This is a general procedure for constructing a massive dataset with ground labels:

  • In the initial phase of a new project, the needs of the algorithms that will be trained on the data must be determined. You must specify the amount of data required, the kind and style of the data, and the degree of variability in the population being modeled from the actual world. The dataset must account for all pertinent edge situations.
  • Do a pilot project to gather a modest amount of sample data; this is the standard procedure for most dataset initiatives. At this stage, the purpose is to identify obstacles in data collection, as well as the time and skills necessary to gather and annotate the data, and to assemble the appropriate project team.
  • Also consider data privacy and compliance. Before launching the project, the company should consult with its legal or compliance departments to find out what the legal ramifications of data collection would be. There are several constraints on gathering information that may be used to identify real individuals in the current legal context.
  • Based on the pilot project, the study develops a full-scale project, including data sources, the number of participants in data collecting, and techniques for evaluating and assuring the quality of the data. In some instances, automated techniques or current data sources may be used to lessen the annotation effort.
  • Annotation follows. The team employs observers who can be in-house, contractors, or crowdsourcing to examine and annotate data samples following the project parameters.
  • Once datasets are complete, the team examines the accuracy of annotations and any biases that datasets may be prone to. The model will only perform as well as its data for training, hence this phase is essential for ensuring adequate model performance.

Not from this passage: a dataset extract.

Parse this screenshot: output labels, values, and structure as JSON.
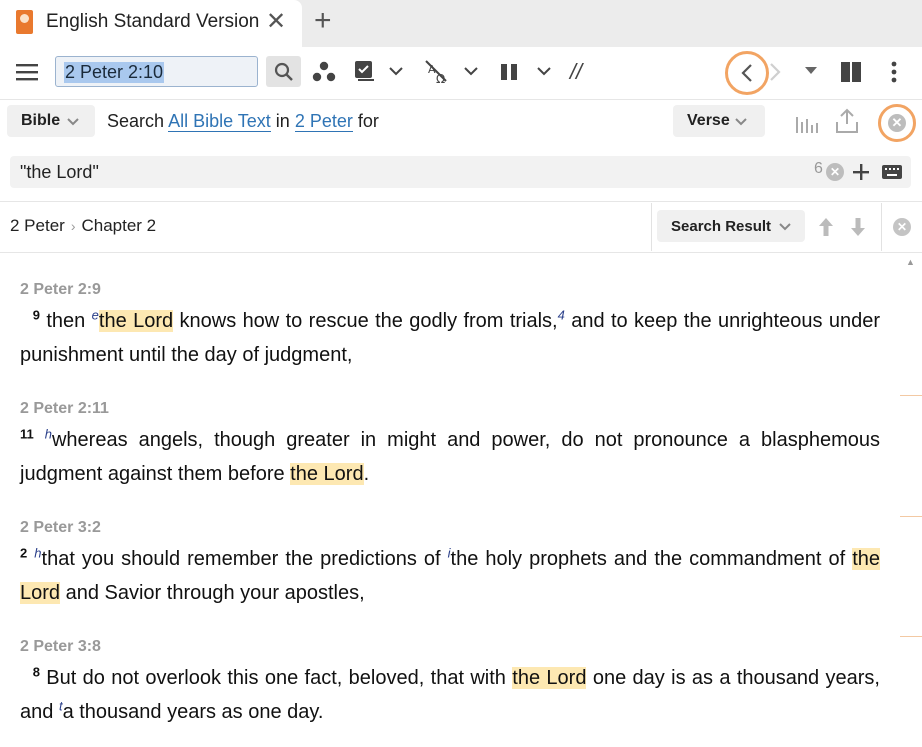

Defining an Objective

For ground truth in a machine learning algorithm to be effective, it is the humansโ€™ job to articulate the problem it is meant to solve. The aim of machine learning is always subjective. There are sometimes differences amongst decision-makers when selecting the aim since there are typically no universally applicable guidelines for defining the objective.

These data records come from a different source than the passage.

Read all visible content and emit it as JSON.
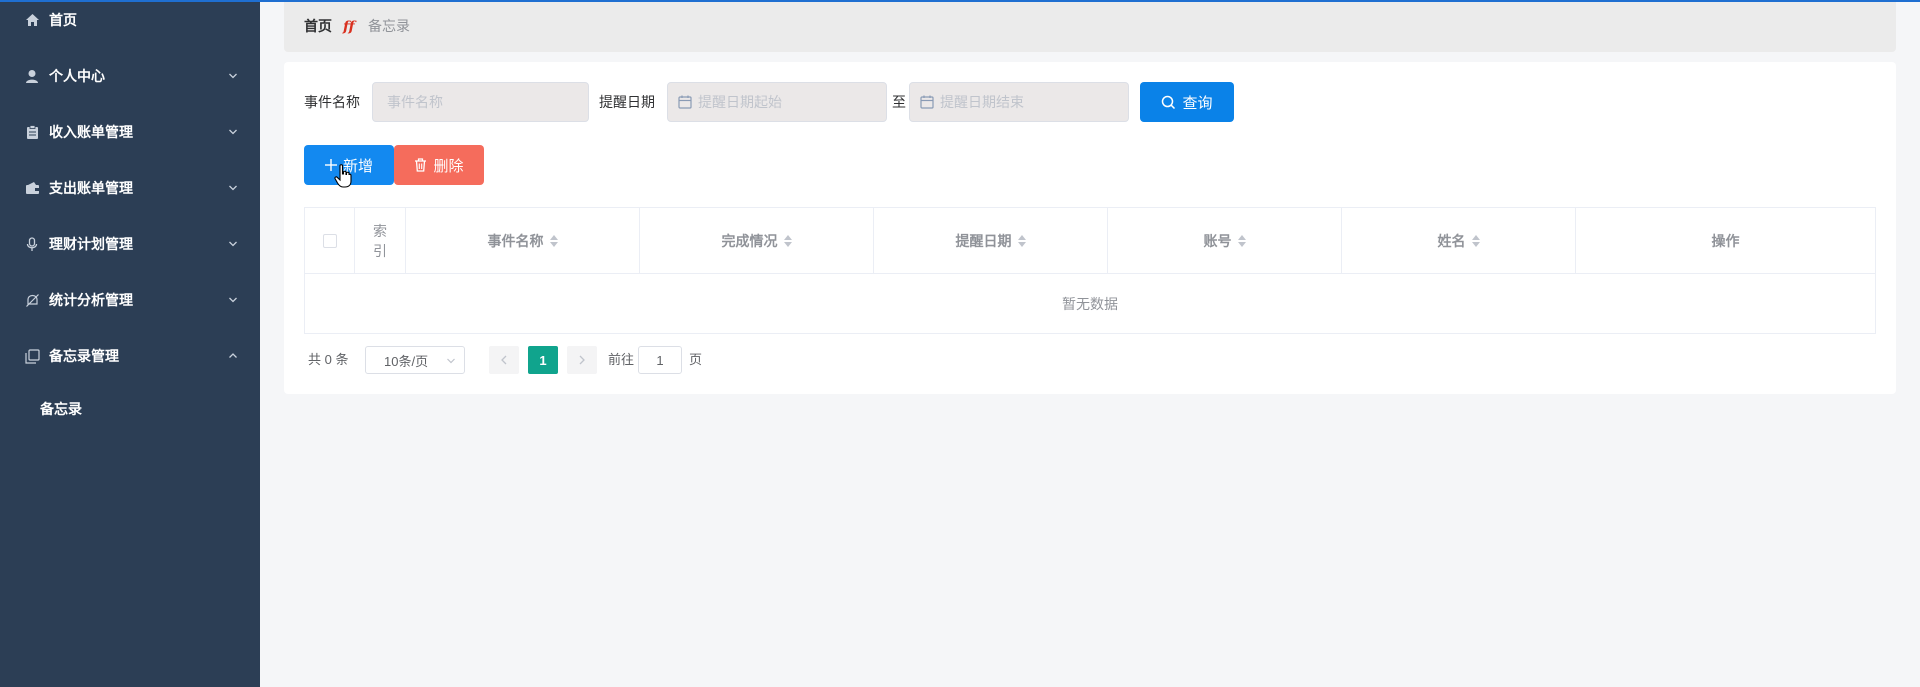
{
  "sidebar": {
    "items": [
      {
        "label": "首页",
        "icon": "home-icon"
      },
      {
        "label": "个人中心",
        "icon": "user-icon"
      },
      {
        "label": "收入账单管理",
        "icon": "clipboard-icon"
      },
      {
        "label": "支出账单管理",
        "icon": "wallet-icon"
      },
      {
        "label": "理财计划管理",
        "icon": "microphone-icon"
      },
      {
        "label": "统计分析管理",
        "icon": "bell-off-icon"
      },
      {
        "label": "备忘录管理",
        "icon": "copy-icon"
      }
    ],
    "submenu": {
      "label": "备忘录"
    }
  },
  "breadcrumb": {
    "home": "首页",
    "current": "备忘录"
  },
  "search": {
    "event_label": "事件名称",
    "event_placeholder": "事件名称",
    "date_label": "提醒日期",
    "date_start_placeholder": "提醒日期起始",
    "date_to": "至",
    "date_end_placeholder": "提醒日期结束",
    "query_button": "查询"
  },
  "actions": {
    "add": "新增",
    "delete": "删除"
  },
  "table": {
    "columns": [
      "索引",
      "事件名称",
      "完成情况",
      "提醒日期",
      "账号",
      "姓名",
      "操作"
    ],
    "index_line1": "索",
    "index_line2": "引",
    "empty_text": "暂无数据"
  },
  "pagination": {
    "total": "共 0 条",
    "page_size": "10条/页",
    "current_page": "1",
    "goto_label": "前往",
    "goto_value": "1",
    "page_suffix": "页"
  },
  "colors": {
    "sidebar_bg": "#2c3e55",
    "primary": "#0a82e8",
    "danger": "#f56c5c",
    "pager_active": "#10a48d"
  }
}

The dataset is filtered to select feature sets consisting of all the qualities that may have an impact on the goal or target label. None of these qualities must result in data loss. Data leaking occurs when a model discovers a link between its goal and data that would not otherwise be accessible during inference. Data leaking results in a model that performs very well on training and validation data, but utterly fails on subsequent test data.